The group that wants to build 130 units of affordable housing on Fourth Street says it offered several options to address Ohlone concerns but was rebuffed.
West Berkeley Investments said Berkeley erred when it decided its project, with 130 affordable units, could not be fast-tracked under SB 35.
Twenty-five percent of West Berkeley encampment residents are in hotels, 17% were housed and 25% are still on the streets.
The court ruling, which Berkeley may appeal, is the latest development in a long-running fight about the property.
The city was not swayed by the developers’ appeal for a 260-unit complex with 130 affordable apartments.
The application for a housing complex on the Spenger’s parking lot — which has faced opposition from Native American activists — is now in the property owners’ hands.
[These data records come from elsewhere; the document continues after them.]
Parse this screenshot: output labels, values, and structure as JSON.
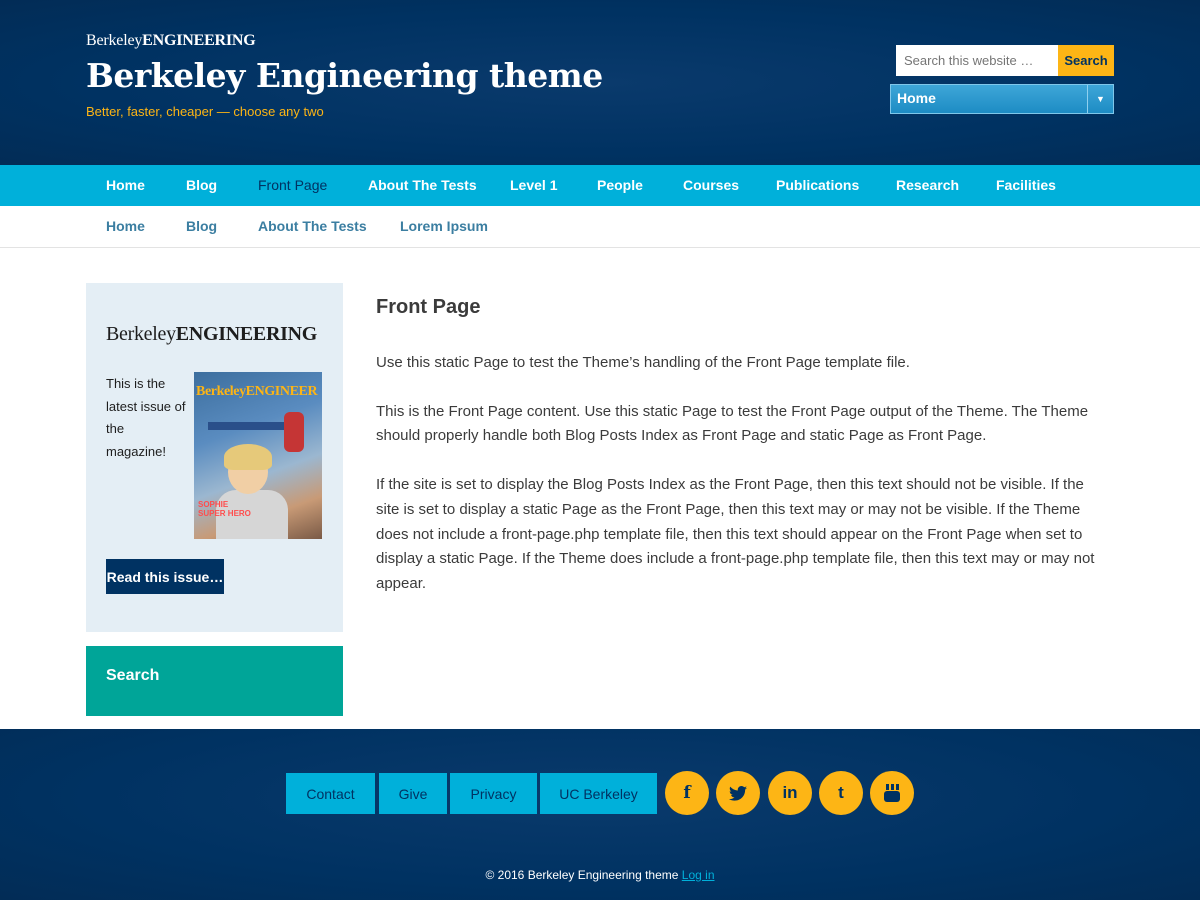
{
  "header": {
    "brand_regular": "Berkeley",
    "brand_bold": "ENGINEERING",
    "site_title": "Berkeley Engineering theme",
    "tagline": "Better, faster, cheaper — choose any two",
    "search": {
      "placeholder": "Search this website …",
      "button_label": "Search"
    },
    "nav_select": {
      "selected": "Home"
    }
  },
  "primary_nav": {
    "items": [
      {
        "label": "Home"
      },
      {
        "label": "Blog"
      },
      {
        "label": "Front Page"
      },
      {
        "label": "About The Tests"
      },
      {
        "label": "Level 1"
      },
      {
        "label": "People"
      },
      {
        "label": "Courses"
      },
      {
        "label": "Publications"
      },
      {
        "label": "Research"
      },
      {
        "label": "Facilities"
      }
    ],
    "current": "Front Page"
  },
  "secondary_nav": {
    "items": [
      {
        "label": "Home"
      },
      {
        "label": "Blog"
      },
      {
        "label": "About The Tests"
      },
      {
        "label": "Lorem Ipsum"
      }
    ]
  },
  "sidebar": {
    "magazine": {
      "logo_regular": "Berkeley",
      "logo_bold": "ENGINEERING",
      "description": "This is the latest issue of the magazine!",
      "cover_masthead_regular": "Berkeley",
      "cover_masthead_bold": "ENGINEER",
      "cover_caption_1": "SOPHIE",
      "cover_caption_2": "SUPER HERO",
      "button_label": "Read this issue…"
    },
    "search_widget": {
      "title": "Search"
    }
  },
  "content": {
    "title": "Front Page",
    "paragraphs": [
      "Use this static Page to test the Theme’s handling of the Front Page template file.",
      "This is the Front Page content. Use this static Page to test the Front Page output of the Theme. The Theme should properly handle both Blog Posts Index as Front Page and static Page as Front Page.",
      "If the site is set to display the Blog Posts Index as the Front Page, then this text should not be visible. If the site is set to display a static Page as the Front Page, then this text may or may not be visible. If the Theme does not include a front-page.php template file, then this text should appear on the Front Page when set to display a static Page. If the Theme does include a front-page.php template file, then this text may or may not appear."
    ]
  },
  "footer": {
    "links": [
      {
        "label": "Contact"
      },
      {
        "label": "Give"
      },
      {
        "label": "Privacy"
      },
      {
        "label": "UC Berkeley"
      }
    ],
    "social": [
      {
        "icon": "facebook-icon",
        "glyph": "f"
      },
      {
        "icon": "twitter-icon",
        "glyph": "🐦"
      },
      {
        "icon": "linkedin-icon",
        "glyph": "in"
      },
      {
        "icon": "tumblr-icon",
        "glyph": "t"
      },
      {
        "icon": "youtube-icon",
        "glyph": "▶"
      }
    ],
    "copyright": "© 2016 Berkeley Engineering theme",
    "login_label": "Log in"
  },
  "colors": {
    "berkeley_blue": "#003262",
    "california_gold": "#fdb515",
    "nav_cyan": "#00b0da",
    "teal": "#00a598",
    "sidebar_bg": "#e4eef5"
  }
}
The judge said the city could deny Ruegg & Ellsworth’s SB35 application because the site is landmarked, even though there are no significant structures on the property and little shellmound evidence has been found.
Six of the remaining people at the Ashby-Shellmound encampment have disabilities that make it difficult to find housing.
Tuesday brought the latest setback for what has been a controversial proposal to build 260 housing units over what is now the Spenger’s parking lot on Fourth Street.
The owners of an empty lot on Fourth Street that’s a designated city landmark related to Ohlone Indian archeological remains have applied to build a mixed-use development on the site.